Healthy sleep is necessary for the recovery of the organism. Neurologists in Bern have now provided evidence that the effect of sleep can improve recovery after a stroke.
Sleep is made up of two forms of state
The team around Claudio Bassetti and Antoine Adamantidis of the University Clinic of Neurology at the University of Bern and Innspital Hospital showed in a mouse model that slow wave induction induced improved motor recovery after a stroke, according to the University Hospital. For their study, they used rodent optogenetics. With this technology, nerve activity and brain waves can be controlled with light.
Sleep is made up of two forms of state: On the one hand, REM sleep (rapid eye movement), in which dreams mainly take place. On the other hand, from non-REM sleep, which also includes slow-wave sleep. During this phase of deep sleep, the brain secretes growth hormones that help the body regenerate.
Sleep disorders increase the risk of stroke
The team around neurologist Bassetti has already shown the link between sleep disorders and strokes in previous studies. According to this, sleep disorders, such as insomnia, excessive sleep and breaks in breathing, will increase the risk of stroke. Recovery after a stroke is also impaired. After a stroke, the brain also needs enough sleep to re-establish contact with nerve cells.
New findings, published in the Journal of Neuroscience, suggest that recovery from a stroke may be promoted by brain stimulation or drugs that contribute to better sleep.

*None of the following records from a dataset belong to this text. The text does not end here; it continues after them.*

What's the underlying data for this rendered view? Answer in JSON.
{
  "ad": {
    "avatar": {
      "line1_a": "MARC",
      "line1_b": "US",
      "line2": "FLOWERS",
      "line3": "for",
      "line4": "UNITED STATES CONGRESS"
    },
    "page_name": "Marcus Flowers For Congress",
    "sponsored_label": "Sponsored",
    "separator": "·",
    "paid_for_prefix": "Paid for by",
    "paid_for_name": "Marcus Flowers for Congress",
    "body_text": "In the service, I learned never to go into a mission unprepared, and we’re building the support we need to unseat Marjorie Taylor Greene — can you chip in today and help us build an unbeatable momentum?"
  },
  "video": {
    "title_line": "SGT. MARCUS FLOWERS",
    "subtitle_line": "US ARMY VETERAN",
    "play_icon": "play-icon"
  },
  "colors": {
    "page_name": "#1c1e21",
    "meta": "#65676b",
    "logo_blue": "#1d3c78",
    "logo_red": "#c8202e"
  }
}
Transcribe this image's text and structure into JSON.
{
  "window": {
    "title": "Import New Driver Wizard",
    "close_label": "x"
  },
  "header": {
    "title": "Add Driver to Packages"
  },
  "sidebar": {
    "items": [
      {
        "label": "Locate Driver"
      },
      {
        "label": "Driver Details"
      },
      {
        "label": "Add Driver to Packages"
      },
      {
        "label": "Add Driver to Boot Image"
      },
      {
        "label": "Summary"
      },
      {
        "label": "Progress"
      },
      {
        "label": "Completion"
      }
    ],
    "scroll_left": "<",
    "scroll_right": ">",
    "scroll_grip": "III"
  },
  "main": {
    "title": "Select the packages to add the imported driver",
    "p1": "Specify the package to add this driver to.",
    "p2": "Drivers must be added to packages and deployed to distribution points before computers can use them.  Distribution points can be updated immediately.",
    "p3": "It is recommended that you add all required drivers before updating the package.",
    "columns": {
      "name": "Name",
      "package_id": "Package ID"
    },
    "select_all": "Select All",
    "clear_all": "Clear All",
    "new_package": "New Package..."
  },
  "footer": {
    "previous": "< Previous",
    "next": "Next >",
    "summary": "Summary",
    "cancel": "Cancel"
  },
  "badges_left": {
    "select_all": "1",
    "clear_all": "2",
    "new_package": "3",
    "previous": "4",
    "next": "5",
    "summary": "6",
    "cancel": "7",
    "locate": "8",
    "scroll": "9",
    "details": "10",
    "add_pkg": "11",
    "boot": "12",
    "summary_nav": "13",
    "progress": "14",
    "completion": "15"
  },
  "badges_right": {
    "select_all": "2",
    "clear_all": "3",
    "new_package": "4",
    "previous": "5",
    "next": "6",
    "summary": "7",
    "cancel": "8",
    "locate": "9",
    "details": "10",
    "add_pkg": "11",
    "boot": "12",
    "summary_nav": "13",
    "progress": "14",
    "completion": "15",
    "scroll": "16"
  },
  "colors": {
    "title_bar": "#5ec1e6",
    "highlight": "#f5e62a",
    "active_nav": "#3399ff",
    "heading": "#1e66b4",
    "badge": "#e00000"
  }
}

Stroke is the second leading cause of death and disability worldwide. The lifetime risk of stroke is 25 percent in people over the age of 25.
(WHAT / red, Photo: WHAT / WHAT (dpa))